Your objective. Search the entries for lines that contain the word "JSON", and report each one found.

Items from an interface collection
'''
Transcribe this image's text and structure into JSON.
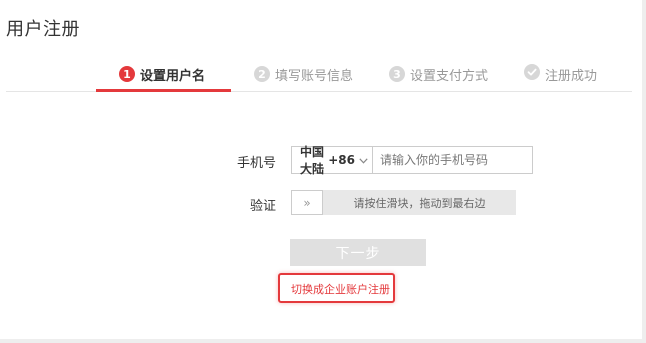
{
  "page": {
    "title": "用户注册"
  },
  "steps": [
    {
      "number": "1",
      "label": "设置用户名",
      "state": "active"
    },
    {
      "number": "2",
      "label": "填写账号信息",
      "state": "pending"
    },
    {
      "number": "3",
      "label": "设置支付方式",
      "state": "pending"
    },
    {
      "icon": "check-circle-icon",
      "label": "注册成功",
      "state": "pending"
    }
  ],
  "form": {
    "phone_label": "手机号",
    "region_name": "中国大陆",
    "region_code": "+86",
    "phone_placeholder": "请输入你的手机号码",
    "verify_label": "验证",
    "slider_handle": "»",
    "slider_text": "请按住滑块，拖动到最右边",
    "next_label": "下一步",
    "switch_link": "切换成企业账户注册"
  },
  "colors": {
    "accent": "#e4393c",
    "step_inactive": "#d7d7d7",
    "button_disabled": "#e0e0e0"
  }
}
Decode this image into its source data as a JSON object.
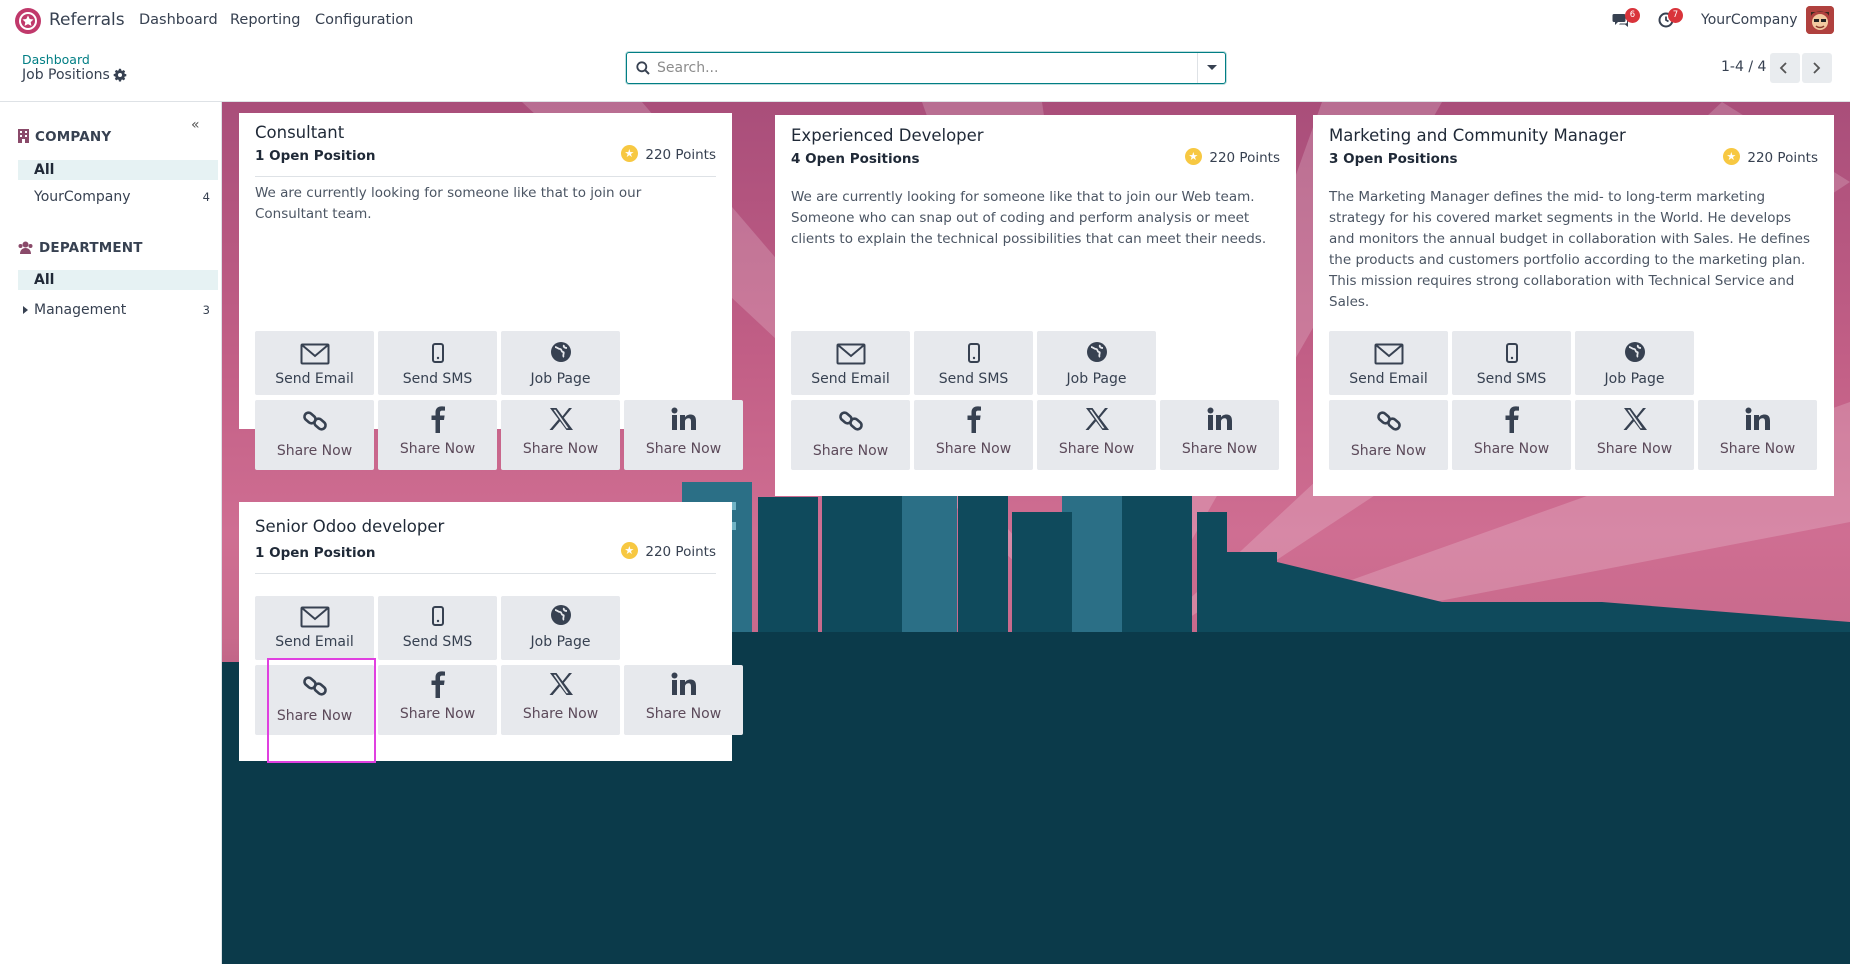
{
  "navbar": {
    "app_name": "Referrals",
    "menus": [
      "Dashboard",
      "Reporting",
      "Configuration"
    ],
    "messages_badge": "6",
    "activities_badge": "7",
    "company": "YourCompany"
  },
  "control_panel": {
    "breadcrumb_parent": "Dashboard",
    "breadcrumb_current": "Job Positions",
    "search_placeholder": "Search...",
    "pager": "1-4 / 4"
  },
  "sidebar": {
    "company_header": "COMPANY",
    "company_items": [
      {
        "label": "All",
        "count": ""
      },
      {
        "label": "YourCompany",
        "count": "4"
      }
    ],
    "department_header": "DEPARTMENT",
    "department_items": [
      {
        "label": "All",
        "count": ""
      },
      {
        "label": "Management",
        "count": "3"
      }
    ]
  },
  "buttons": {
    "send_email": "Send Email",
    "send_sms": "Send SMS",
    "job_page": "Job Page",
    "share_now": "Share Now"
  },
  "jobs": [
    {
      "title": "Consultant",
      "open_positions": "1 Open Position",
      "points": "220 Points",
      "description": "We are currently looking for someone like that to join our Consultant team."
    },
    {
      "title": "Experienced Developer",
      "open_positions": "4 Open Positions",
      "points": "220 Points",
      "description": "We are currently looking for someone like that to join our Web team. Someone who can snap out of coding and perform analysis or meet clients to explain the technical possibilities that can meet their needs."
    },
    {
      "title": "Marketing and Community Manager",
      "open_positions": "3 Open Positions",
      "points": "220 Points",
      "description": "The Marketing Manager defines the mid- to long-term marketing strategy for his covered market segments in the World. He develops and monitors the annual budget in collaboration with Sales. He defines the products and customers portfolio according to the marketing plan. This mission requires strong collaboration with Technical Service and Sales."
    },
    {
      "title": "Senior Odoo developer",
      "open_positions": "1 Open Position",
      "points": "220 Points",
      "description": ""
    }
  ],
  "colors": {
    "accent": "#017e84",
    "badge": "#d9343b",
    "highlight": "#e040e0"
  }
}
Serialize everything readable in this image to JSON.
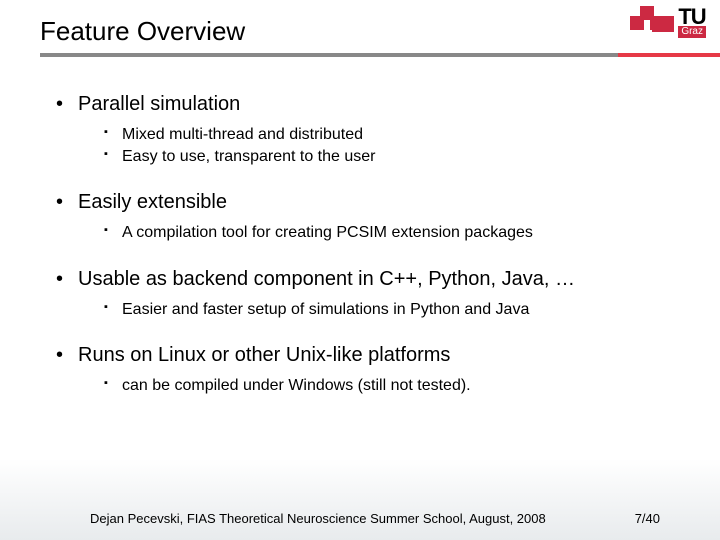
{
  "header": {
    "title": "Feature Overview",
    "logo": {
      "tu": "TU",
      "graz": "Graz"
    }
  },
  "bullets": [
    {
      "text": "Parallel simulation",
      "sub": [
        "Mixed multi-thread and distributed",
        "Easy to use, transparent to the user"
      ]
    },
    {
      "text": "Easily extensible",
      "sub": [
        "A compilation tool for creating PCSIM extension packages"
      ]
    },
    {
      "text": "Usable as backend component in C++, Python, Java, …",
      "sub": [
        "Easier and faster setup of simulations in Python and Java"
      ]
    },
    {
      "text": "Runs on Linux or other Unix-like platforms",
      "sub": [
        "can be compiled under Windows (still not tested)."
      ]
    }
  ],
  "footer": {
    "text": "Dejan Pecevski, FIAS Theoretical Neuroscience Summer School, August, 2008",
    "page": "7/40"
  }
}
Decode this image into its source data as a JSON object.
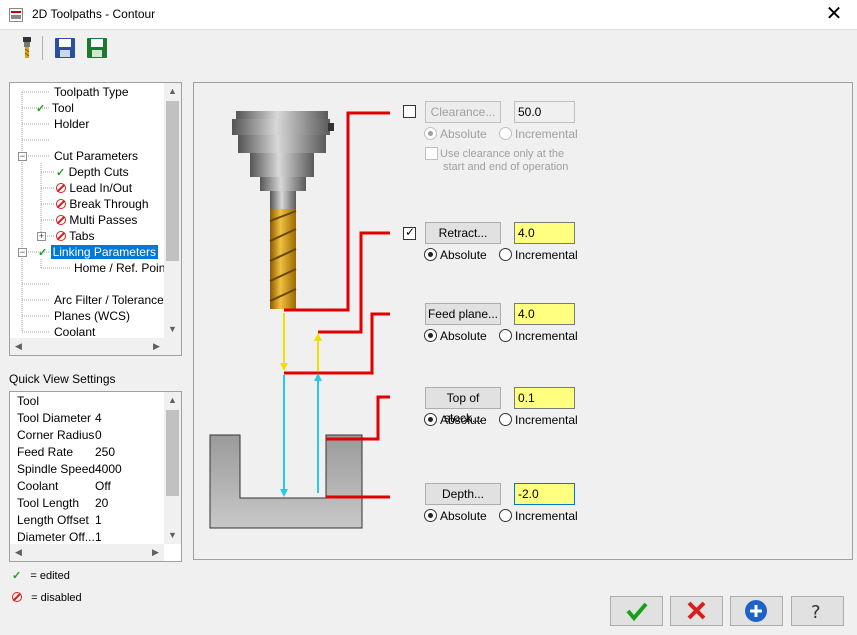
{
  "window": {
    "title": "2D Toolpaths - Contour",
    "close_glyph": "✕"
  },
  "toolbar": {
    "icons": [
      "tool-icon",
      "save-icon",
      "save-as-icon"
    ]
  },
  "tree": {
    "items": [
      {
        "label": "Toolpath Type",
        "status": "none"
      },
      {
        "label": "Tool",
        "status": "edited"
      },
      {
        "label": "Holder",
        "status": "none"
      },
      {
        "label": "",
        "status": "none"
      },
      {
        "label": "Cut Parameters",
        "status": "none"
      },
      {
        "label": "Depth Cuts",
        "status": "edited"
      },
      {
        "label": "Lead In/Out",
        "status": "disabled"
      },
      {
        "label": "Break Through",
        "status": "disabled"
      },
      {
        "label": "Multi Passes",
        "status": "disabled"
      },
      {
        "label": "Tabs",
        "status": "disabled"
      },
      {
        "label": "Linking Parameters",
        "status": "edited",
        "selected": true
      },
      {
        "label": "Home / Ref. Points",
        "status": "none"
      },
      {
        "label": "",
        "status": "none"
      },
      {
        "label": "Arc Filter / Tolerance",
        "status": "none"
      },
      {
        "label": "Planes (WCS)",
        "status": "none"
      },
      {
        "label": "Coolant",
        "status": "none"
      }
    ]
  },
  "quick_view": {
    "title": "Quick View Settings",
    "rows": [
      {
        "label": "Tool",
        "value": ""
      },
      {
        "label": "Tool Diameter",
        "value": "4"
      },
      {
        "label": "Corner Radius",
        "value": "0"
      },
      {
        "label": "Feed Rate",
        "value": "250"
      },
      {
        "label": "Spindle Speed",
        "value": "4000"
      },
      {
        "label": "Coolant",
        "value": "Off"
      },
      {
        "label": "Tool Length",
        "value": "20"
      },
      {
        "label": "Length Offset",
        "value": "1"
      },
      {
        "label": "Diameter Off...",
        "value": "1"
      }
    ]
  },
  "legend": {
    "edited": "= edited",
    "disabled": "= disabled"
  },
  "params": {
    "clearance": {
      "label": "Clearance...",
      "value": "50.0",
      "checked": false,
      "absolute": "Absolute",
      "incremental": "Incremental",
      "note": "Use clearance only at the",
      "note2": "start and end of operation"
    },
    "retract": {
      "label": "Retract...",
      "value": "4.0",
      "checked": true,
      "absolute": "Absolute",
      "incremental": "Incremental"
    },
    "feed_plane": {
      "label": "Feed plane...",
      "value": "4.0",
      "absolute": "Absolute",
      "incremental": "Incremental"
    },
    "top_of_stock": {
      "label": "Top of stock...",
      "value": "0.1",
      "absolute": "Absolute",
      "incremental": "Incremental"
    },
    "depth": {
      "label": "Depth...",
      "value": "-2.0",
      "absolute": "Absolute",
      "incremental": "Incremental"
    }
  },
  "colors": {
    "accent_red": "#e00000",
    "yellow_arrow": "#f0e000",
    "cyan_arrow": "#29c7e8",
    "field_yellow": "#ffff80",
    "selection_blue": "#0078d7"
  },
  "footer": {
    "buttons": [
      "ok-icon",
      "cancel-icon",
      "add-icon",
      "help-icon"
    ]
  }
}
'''
Result of the task.
Transcribe this image's text and structure into JSON.
Decode this image into its source data as a JSON object.
Serialize everything readable in this image to JSON.
Decode this image into its source data as a JSON object.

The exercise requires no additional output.